▸ WORK INSTRUCTION:
Output, exactly and alone, the lines from the one containing "What's the underlying" through the last line of the material below, both ends included.
-- RECORDS PROVIDED follows --
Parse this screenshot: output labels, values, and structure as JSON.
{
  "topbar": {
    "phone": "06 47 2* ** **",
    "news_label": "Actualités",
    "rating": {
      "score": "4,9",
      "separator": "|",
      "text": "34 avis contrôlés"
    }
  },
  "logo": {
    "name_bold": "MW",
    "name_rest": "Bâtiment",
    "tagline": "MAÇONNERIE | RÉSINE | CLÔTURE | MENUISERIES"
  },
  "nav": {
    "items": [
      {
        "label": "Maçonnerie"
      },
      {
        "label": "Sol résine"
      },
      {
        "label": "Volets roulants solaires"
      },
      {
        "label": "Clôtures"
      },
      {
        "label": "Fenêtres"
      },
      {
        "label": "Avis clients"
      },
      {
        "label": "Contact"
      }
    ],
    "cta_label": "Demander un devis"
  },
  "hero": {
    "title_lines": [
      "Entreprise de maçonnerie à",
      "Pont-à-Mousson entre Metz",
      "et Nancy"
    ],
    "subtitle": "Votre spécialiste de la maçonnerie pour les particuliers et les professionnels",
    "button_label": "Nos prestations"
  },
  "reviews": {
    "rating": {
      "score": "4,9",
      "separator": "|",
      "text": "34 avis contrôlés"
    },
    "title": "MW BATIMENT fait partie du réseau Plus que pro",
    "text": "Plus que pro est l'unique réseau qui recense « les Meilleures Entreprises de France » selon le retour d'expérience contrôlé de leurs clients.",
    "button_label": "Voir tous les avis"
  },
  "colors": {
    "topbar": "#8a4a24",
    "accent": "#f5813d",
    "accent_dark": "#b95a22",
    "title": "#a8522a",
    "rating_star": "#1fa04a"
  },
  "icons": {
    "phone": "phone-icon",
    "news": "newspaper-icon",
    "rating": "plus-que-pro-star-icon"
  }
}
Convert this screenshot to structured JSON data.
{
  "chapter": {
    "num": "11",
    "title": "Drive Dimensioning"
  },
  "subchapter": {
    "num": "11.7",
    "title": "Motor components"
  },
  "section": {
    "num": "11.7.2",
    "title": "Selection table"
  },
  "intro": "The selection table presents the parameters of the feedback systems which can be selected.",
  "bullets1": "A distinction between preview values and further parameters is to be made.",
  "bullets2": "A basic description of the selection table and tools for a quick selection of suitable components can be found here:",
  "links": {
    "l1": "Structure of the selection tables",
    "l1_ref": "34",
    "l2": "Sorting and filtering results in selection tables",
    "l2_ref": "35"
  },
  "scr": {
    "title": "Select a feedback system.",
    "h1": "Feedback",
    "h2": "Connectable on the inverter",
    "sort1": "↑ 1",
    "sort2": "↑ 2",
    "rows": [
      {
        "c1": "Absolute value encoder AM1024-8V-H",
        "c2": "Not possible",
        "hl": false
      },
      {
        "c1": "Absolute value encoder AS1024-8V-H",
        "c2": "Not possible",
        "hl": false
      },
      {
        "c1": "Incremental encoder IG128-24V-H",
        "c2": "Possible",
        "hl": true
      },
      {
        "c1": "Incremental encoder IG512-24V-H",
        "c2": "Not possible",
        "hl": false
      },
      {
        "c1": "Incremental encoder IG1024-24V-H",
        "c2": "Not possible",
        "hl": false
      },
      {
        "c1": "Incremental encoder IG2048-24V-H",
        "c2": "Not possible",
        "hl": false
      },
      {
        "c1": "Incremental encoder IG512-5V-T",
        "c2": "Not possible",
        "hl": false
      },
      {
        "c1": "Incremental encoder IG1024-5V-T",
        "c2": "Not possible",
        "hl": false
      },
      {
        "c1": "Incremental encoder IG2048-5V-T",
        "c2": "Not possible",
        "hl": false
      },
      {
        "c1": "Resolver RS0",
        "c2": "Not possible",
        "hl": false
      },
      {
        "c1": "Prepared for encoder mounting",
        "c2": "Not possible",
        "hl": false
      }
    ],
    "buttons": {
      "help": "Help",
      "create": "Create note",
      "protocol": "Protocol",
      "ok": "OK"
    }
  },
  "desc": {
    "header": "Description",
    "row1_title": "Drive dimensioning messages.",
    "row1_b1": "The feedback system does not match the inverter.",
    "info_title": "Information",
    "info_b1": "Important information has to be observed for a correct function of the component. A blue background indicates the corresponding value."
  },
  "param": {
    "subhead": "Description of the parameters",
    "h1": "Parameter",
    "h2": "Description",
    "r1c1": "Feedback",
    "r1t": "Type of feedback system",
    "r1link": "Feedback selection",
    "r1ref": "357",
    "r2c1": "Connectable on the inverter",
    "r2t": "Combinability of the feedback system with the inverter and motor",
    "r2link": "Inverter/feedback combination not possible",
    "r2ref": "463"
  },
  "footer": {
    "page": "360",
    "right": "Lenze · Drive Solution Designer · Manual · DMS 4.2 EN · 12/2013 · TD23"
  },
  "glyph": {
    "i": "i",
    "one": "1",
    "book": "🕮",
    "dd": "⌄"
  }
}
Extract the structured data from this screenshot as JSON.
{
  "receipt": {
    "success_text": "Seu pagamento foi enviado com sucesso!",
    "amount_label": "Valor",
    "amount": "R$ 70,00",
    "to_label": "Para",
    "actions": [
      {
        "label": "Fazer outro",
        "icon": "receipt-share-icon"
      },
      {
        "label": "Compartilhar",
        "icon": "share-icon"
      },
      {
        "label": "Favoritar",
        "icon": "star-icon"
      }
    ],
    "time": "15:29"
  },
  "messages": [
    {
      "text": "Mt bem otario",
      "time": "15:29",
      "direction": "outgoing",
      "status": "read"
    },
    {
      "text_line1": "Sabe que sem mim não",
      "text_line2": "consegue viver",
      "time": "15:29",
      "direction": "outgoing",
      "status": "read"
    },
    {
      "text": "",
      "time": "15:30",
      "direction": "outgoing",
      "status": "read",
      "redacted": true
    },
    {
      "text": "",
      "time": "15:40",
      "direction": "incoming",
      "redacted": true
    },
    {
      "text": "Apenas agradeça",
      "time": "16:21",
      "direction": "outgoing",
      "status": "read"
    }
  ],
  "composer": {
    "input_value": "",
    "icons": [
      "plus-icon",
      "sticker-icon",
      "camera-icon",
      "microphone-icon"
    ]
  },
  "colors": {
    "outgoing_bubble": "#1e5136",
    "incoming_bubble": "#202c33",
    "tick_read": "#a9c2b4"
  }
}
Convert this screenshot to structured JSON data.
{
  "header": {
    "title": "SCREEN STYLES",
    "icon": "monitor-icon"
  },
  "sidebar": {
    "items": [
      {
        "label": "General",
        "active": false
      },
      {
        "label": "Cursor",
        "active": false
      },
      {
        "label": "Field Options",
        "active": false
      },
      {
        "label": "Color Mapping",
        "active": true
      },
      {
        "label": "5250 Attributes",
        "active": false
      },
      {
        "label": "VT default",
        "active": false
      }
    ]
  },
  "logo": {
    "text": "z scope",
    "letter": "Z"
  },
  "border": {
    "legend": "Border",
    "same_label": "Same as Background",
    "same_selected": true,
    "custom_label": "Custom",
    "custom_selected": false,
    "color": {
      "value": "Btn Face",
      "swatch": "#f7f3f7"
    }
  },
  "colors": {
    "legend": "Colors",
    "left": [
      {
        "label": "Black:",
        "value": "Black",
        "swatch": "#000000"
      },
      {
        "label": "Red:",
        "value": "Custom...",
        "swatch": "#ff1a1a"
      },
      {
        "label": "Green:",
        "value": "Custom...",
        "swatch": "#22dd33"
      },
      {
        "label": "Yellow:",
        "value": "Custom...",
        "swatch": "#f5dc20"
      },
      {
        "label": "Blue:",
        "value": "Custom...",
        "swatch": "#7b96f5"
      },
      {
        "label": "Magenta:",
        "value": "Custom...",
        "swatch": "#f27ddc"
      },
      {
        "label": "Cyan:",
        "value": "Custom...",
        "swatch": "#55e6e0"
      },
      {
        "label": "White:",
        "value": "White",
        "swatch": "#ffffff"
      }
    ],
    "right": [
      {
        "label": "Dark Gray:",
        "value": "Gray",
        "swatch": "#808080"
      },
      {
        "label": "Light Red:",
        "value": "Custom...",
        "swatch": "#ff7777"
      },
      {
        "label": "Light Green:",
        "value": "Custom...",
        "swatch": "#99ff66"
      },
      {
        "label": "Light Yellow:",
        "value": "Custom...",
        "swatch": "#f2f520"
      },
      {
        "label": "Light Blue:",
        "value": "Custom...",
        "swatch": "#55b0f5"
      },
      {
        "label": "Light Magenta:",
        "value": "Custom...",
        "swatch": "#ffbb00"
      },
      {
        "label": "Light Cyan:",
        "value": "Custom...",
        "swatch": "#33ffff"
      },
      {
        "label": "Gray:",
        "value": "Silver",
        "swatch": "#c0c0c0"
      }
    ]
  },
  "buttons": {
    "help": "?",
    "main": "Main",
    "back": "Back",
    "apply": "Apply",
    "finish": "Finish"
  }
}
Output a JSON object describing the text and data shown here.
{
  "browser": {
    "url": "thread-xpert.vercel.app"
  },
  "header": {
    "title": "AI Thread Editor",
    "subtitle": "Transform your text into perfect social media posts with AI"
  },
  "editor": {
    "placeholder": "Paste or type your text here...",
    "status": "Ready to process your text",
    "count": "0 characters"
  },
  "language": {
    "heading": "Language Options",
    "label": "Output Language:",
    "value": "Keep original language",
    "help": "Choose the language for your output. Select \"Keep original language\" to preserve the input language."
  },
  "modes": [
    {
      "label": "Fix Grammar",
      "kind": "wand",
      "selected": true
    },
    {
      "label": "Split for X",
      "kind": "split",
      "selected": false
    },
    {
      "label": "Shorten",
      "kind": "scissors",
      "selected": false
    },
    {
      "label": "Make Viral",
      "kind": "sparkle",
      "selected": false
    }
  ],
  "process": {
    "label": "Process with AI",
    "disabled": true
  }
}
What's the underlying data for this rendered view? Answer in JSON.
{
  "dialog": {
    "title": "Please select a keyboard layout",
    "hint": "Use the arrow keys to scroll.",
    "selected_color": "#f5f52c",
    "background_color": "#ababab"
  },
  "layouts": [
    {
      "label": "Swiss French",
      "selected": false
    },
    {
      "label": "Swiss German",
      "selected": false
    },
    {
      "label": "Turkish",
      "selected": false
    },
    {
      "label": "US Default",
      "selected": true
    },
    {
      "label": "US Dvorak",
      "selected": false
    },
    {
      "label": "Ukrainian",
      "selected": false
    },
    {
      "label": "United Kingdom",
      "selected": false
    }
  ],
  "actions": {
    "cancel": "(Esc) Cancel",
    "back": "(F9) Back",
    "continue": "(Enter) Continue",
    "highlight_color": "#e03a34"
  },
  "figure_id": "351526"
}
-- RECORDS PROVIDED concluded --
▸ COMPLETED EXERCISE:
What's the underlying data for this rendered view? Answer in JSON.
{
  "dialog": {
    "title": "Please select a keyboard layout",
    "hint": "Use the arrow keys to scroll.",
    "selected_color": "#f5f52c",
    "background_color": "#ababab"
  },
  "layouts": [
    {
      "label": "Swiss French",
      "selected": false
    },
    {
      "label": "Swiss German",
      "selected": false
    },
    {
      "label": "Turkish",
      "selected": false
    },
    {
      "label": "US Default",
      "selected": true
    },
    {
      "label": "US Dvorak",
      "selected": false
    },
    {
      "label": "Ukrainian",
      "selected": false
    },
    {
      "label": "United Kingdom",
      "selected": false
    }
  ],
  "actions": {
    "cancel": "(Esc) Cancel",
    "back": "(F9) Back",
    "continue": "(Enter) Continue",
    "highlight_color": "#e03a34"
  },
  "figure_id": "351526"
}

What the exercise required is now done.